References

REFERENCES

1.Lettington, A. H., Carbon 36, 555560 (1998).CrossRefGoogle Scholar
2.Gupta, B. K. and Bhushan, B., Wear 190, 110122 (1995).CrossRefGoogle Scholar
3.Bhushan, B. and Koinkar, V. N., Surf. Coat. Technol. 76–77, 655669 (1995).CrossRefGoogle Scholar
4.Patton, S. T. and Bhushan, B., Wear 202, 99109 (1996).CrossRefGoogle Scholar
5.Bhushan, B., Tribology and Mechanics of Magnetic Storage Devices, 2nd ed. (Springer-Verlag, New York, 1996).CrossRefGoogle Scholar
6.Bhushan, B., Proc. 9th Annual Workshop on Micro Electro Mechanical Systems (IEEE, New York, 1996), pp. 9198.CrossRefGoogle Scholar
7.Tribology Issues and Opportunities in MEMS, edited by Bhushan, B. (Kluwer Academic Pub., Dordrecht, The Netherlands, 1998).CrossRefGoogle Scholar
8.Bhushan, B., Handbook of Micro/Nanotribology, 2nd ed. (CRC, Boca Raton, FL, 1999).Google Scholar
9.Gupta, B. K. and Bhushan, B., Thin Solid Films 270, 391398 (1995).CrossRefGoogle Scholar
10.Li, X. and Bhushan, B., Wear 220, 5158 (1998).CrossRefGoogle Scholar
11.Suzuki, J. and Okada, S., Jpn. J. Appl. Phys. 34, 12181220 (1995).CrossRefGoogle Scholar
12.Bull, S. J., Diam. Relat. Mater. 4, 827836 (1995).CrossRefGoogle Scholar
13.Bhushan, B., Gupta, B. K., and Azarian, M., Wear 181–183, 743758 (1995).CrossRefGoogle Scholar
14.Holmberg, K. and Matthews, A., Coatings Tribology: Properties, Techniques and Applications in Surface Engineering (Elsevier, New York, 1994).Google Scholar
15.Bhushan, B. and Gupta, B. K., Handbook of Tribology: Materials, Coatings and Surface Treatments (Krieger Publishing, Malabar, FL, 1997).Google Scholar
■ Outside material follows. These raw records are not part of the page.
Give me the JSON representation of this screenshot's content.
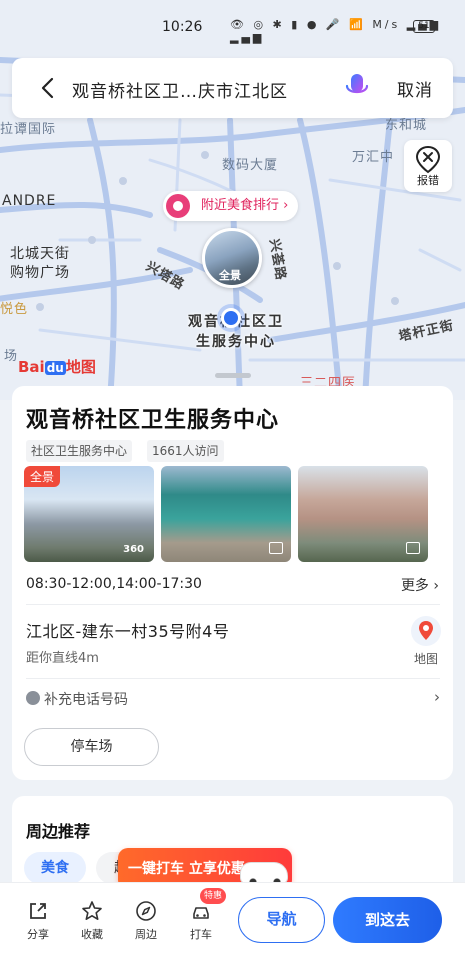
{
  "status_bar": {
    "time": "10:26",
    "icons_text": "M/s",
    "battery": "51"
  },
  "search": {
    "query": "观音桥社区卫…庆市江北区",
    "cancel_label": "取消"
  },
  "map": {
    "error_report_label": "报错",
    "food_rank_label": "附近美食排行 ›",
    "pano_tag": "全景",
    "poi_pin_label": "观音桥社区卫生服务中心",
    "labels": {
      "dongliu": "东和城",
      "shumadaxia": "数码大厦",
      "wanhong": "万汇中",
      "andre": "ANDRE",
      "beichengtianjie": "北城天街",
      "gouwuguangchang": "购物广场",
      "xingnanlu": "兴塔路",
      "xingnanlu2": "兴荟路",
      "tagan": "塔杆正街",
      "guojiguangchang": "拉谭国际",
      "yuese": "悦色",
      "chang": "场",
      "sanhe": "三二四医"
    },
    "logo_bai": "Bai",
    "logo_du": "du",
    "logo_map": "地图",
    "colors": {
      "road": "#a9c2ee",
      "road_major": "#8fb0ea",
      "background": "#e9eef6",
      "accent": "#2e6ff2"
    }
  },
  "poi": {
    "title": "观音桥社区卫生服务中心",
    "tags": [
      "社区卫生服务中心",
      "1661人访问"
    ],
    "photo_pano_tag": "全景",
    "photo_360": "360",
    "hours": "08:30-12:00,14:00-17:30",
    "more_label": "更多 ›",
    "address": "江北区-建东一村35号附4号",
    "distance": "距你直线4m",
    "map_label": "地图",
    "phone_label": "补充电话号码",
    "parking_label": "停车场"
  },
  "nearby": {
    "title": "周边推荐",
    "chips": [
      "美食",
      "超"
    ]
  },
  "taxi_banner": {
    "text": "一键打车 立享优惠"
  },
  "bottom_bar": {
    "share": "分享",
    "favorite": "收藏",
    "nearby": "周边",
    "taxi": "打车",
    "taxi_badge": "特惠",
    "navigate": "导航",
    "go_here": "到这去"
  }
}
Save article to Kindle

To save this article to your Kindle, first ensure coreplatform@cambridge.org is added to your Approved Personal Document E-mail List under your Personal Document Settings on the Manage Your Content and Devices page of your Amazon account. Then enter the ‘name’ part of your Kindle email address below. Find out more about saving to your Kindle.

Note you can select to save to either the @free.kindle.com or @kindle.com variations. ‘@free.kindle.com’ emails are free but can only be saved to your device when it is connected to wi-fi. ‘@kindle.com’ emails can be delivered even when you are not connected to wi-fi, but note that service fees apply.

Find out more about the Kindle Personal Document Service.

Micro/nanomechanical and tribological characterization of ultrathin amorphous carbon coatings
Available formats
×

Save article to Dropbox

To save this article to your Dropbox account, please select one or more formats and confirm that you agree to abide by our usage policies. If this is the first time you used this feature, you will be asked to authorise Cambridge Core to connect with your Dropbox account. Find out more about saving content to Dropbox.

Micro/nanomechanical and tribological characterization of ultrathin amorphous carbon coatings
Available formats
×

Save article to Google Drive

To save this article to your Google Drive account, please select one or more formats and confirm that you agree to abide by our usage policies. If this is the first time you used this feature, you will be asked to authorise Cambridge Core to connect with your Google Drive account. Find out more about saving content to Google Drive.

Micro/nanomechanical and tribological characterization of ultrathin amorphous carbon coatings
Available formats
×
×

Reply to: Submit a response

Please enter your response.

Your details

Please enter a valid email address.

Conflicting interests

Do you have any conflicting interests? *